The main issue I had with this recipe is the sheer volume of batter it yields. While I used a 12x18x1-inch baking pan like the recipe called for, it still seemed like too much batter for the pan. The brownies baked right up to the top of the pan and were over an inch tall — more like a chocolate sheet cake versus a traditional brownie. This also caused the bottom of my brownies to burn slightly while I waited for the center to cook through. (It took about 10 minutes longer than the recipe stated for the center to finally finish baking.)
As for the taste, these brownies were pretty good. They were super rich and fudge-like, with contrasting textures from the nuts and chocolate chips. I couldn’t pick out the instant coffee flavor, but I could tell that the chocolate tasted more intense compared to the other brownies I tested. While they were certainly delicious, they were a bit overwhelming. The brownies are massive and loaded with a generous amount of nuts and chocolate chips, so it’s not your typical brownie-eating experience. After just one bite I found myself reaching for a glass of cold milk to wash it down — and to be honest, they were a bit too much for me. I could see this being served at a party cut into tiny squares like a sheet cake, but not as a regular everyday brownie recipe.
If You Make Ina Garten’s Brownies, a Few Tips
When you’re ready to bake Ina Garten’s outrageous brownies, here are a few things to keep in mind.
1. Make sure you’re using the right size pan: This recipe generously fills a 12x18x1-inch baking pan, so don’t try to use a standard 8×8-inch square baking pan. The pan would be way too full and the batter would spill out as it bakes.
2. Or halve the recipe: Because this recipe yields so much, you can halve the recipe and still end up with a pretty decent amount of batter. Bake the halved recipe in a 9×13-inch pan.
3. Don’t confuse instant coffee for instant espresso: Although similar, instant espresso powder is stronger and will be overpowering if used.
4. Feel free to omit the walnuts: This recipe calls for three cups of chopped walnuts, which is a lot of walnuts.
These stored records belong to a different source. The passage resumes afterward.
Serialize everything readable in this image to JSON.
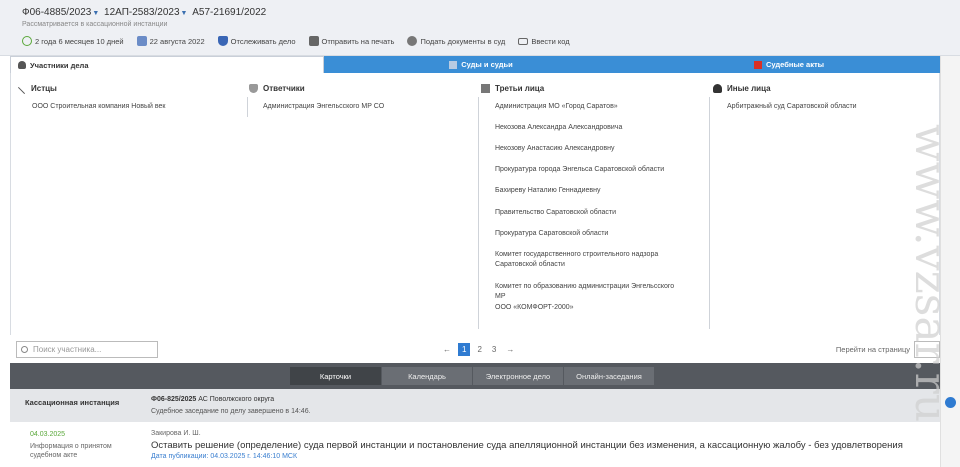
{
  "header": {
    "case1": "Ф06-4885/2023",
    "case2": "12АП-2583/2023",
    "case3": "А57-21691/2022",
    "status": "Рассматривается в кассационной инстанции",
    "actions": [
      {
        "label": "2 года 6 месяцев 10 дней",
        "icon": "clock-back-icon"
      },
      {
        "label": "22 августа 2022",
        "icon": "calendar-icon"
      },
      {
        "label": "Отслеживать дело",
        "icon": "shield-icon"
      },
      {
        "label": "Отправить на печать",
        "icon": "printer-icon"
      },
      {
        "label": "Подать документы в суд",
        "icon": "upload-icon"
      },
      {
        "label": "Ввести код",
        "icon": "code-icon"
      }
    ]
  },
  "tabs": {
    "parties": "Участники дела",
    "courts": "Суды и судьи",
    "acts": "Судебные акты"
  },
  "parties": {
    "plaintiffs": {
      "title": "Истцы",
      "items": [
        "ООО Строительная компания Новый век"
      ]
    },
    "defendants": {
      "title": "Ответчики",
      "items": [
        "Администрация Энгельсского МР СО"
      ]
    },
    "third": {
      "title": "Третьи лица",
      "items": [
        "Администрация МО «Город Саратов»",
        "Некозова Александра Александровича",
        "Некозову Анастасию Александровну",
        "Прокуратура города Энгельса Саратовской области",
        "Бахиреву Наталию Геннадиевну",
        "Правительство Саратовской области",
        "Прокуратура Саратовской области",
        "Комитет государственного строительного надзора Саратовской области",
        "Комитет по образованию администрации Энгельсского МР",
        "ООО «КОМФОРТ-2000»"
      ]
    },
    "other": {
      "title": "Иные лица",
      "items": [
        "Арбитражный суд Саратовской области"
      ]
    }
  },
  "search": {
    "placeholder": "Поиск участника..."
  },
  "pager": {
    "prev": "←",
    "pages": [
      "1",
      "2",
      "3"
    ],
    "next": "→",
    "goto": "Перейти на страницу"
  },
  "segments": [
    "Карточки",
    "Календарь",
    "Электронное дело",
    "Онлайн-заседания"
  ],
  "instance": {
    "label": "Кассационная инстанция",
    "case": "Ф06-825/2025",
    "court": "АС Поволжского округа",
    "note": "Судебное заседание по делу завершено в 14:46."
  },
  "document": {
    "date": "04.03.2025",
    "type": "Информация о принятом судебном акте",
    "judge": "Закирова И. Ш.",
    "text": "Оставить решение (определение) суда первой инстанции и постановление суда апелляционной инстанции без изменения, а кассационную жалобу - без удовлетворения",
    "published": "Дата публикации: 04.03.2025 г. 14:46:10 МСК"
  },
  "watermark": "www.vzsar.ru",
  "colors": {
    "accent": "#3a8ed6",
    "band": "#55595f",
    "link": "#3a7fd0",
    "date": "#5aa83a"
  }
}
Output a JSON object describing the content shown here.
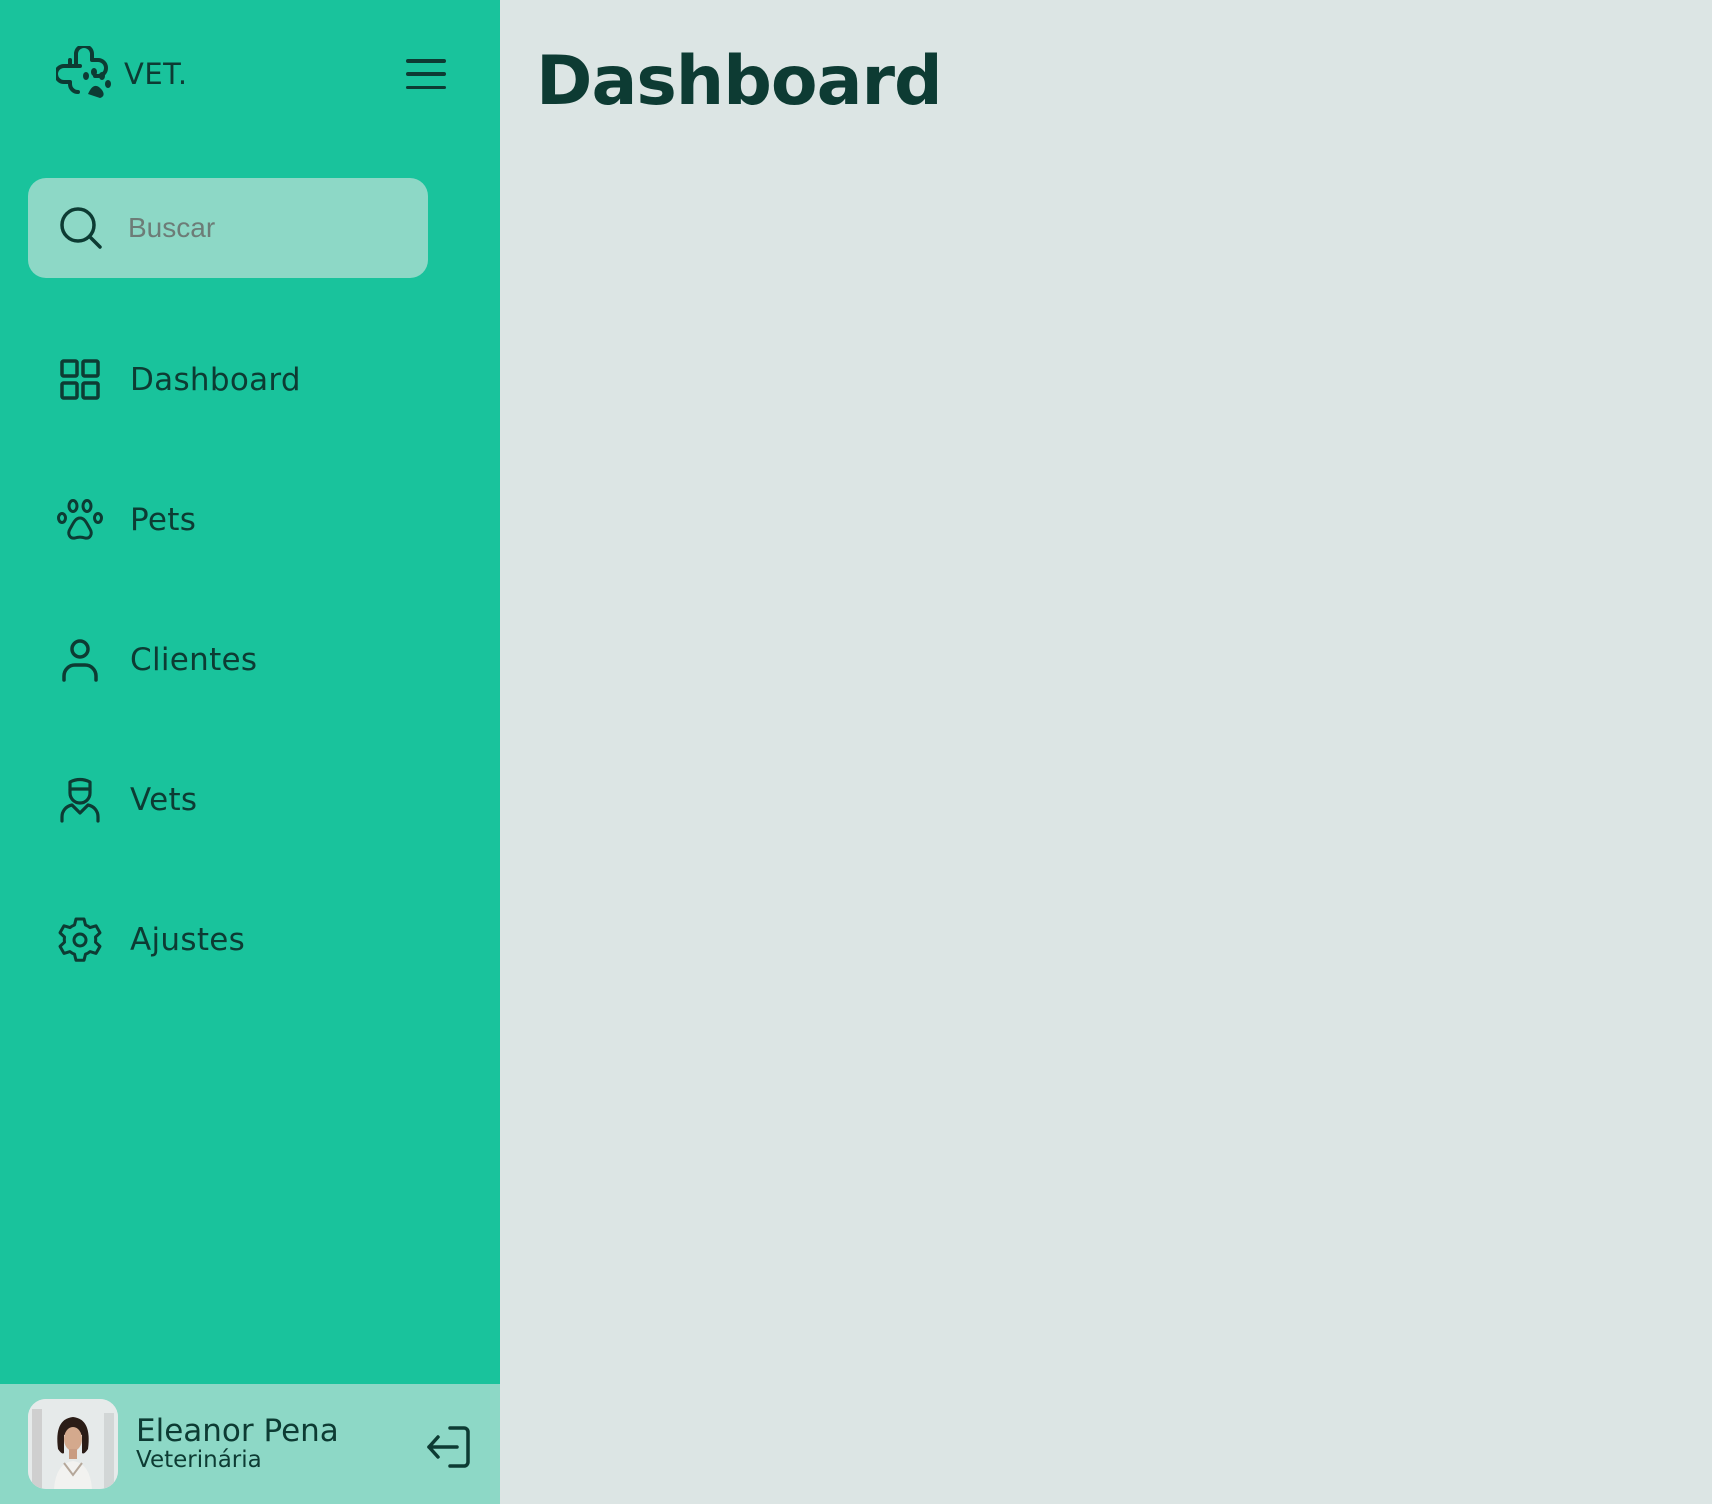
{
  "brand": {
    "name": "VET.",
    "logo_icon": "paw-clover-logo"
  },
  "menu": {
    "icon": "hamburger-menu-icon"
  },
  "search": {
    "placeholder": "Buscar",
    "value": "",
    "icon": "search-icon"
  },
  "nav": {
    "items": [
      {
        "label": "Dashboard",
        "icon": "grid-icon"
      },
      {
        "label": "Pets",
        "icon": "paw-icon"
      },
      {
        "label": "Clientes",
        "icon": "user-icon"
      },
      {
        "label": "Vets",
        "icon": "vet-icon"
      },
      {
        "label": "Ajustes",
        "icon": "gear-icon"
      }
    ]
  },
  "profile": {
    "name": "Eleanor Pena",
    "role": "Veterinária",
    "logout_icon": "logout-icon"
  },
  "main": {
    "title": "Dashboard"
  },
  "colors": {
    "sidebar": "#19c39c",
    "sidebar_light": "#8dd8c6",
    "background": "#dce5e4",
    "text_dark": "#0d3b33"
  }
}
If you’re not a fan of nuts in your brownies, you can reduce the amount or simply omit them altogether.
5. If you’re having trouble cutting the brownies into clean squares, pop them in the fridge for 20 minutes: This will help them firm up so you can cleanly slice them.
- Difficulty to Make: 7/10
- Taste/Texture: 6/10
- Appearance: 7/10
- Overall Rating: 7/10
Have you ever made Ina Garten’s outrageous brownies? Tell us what you thought!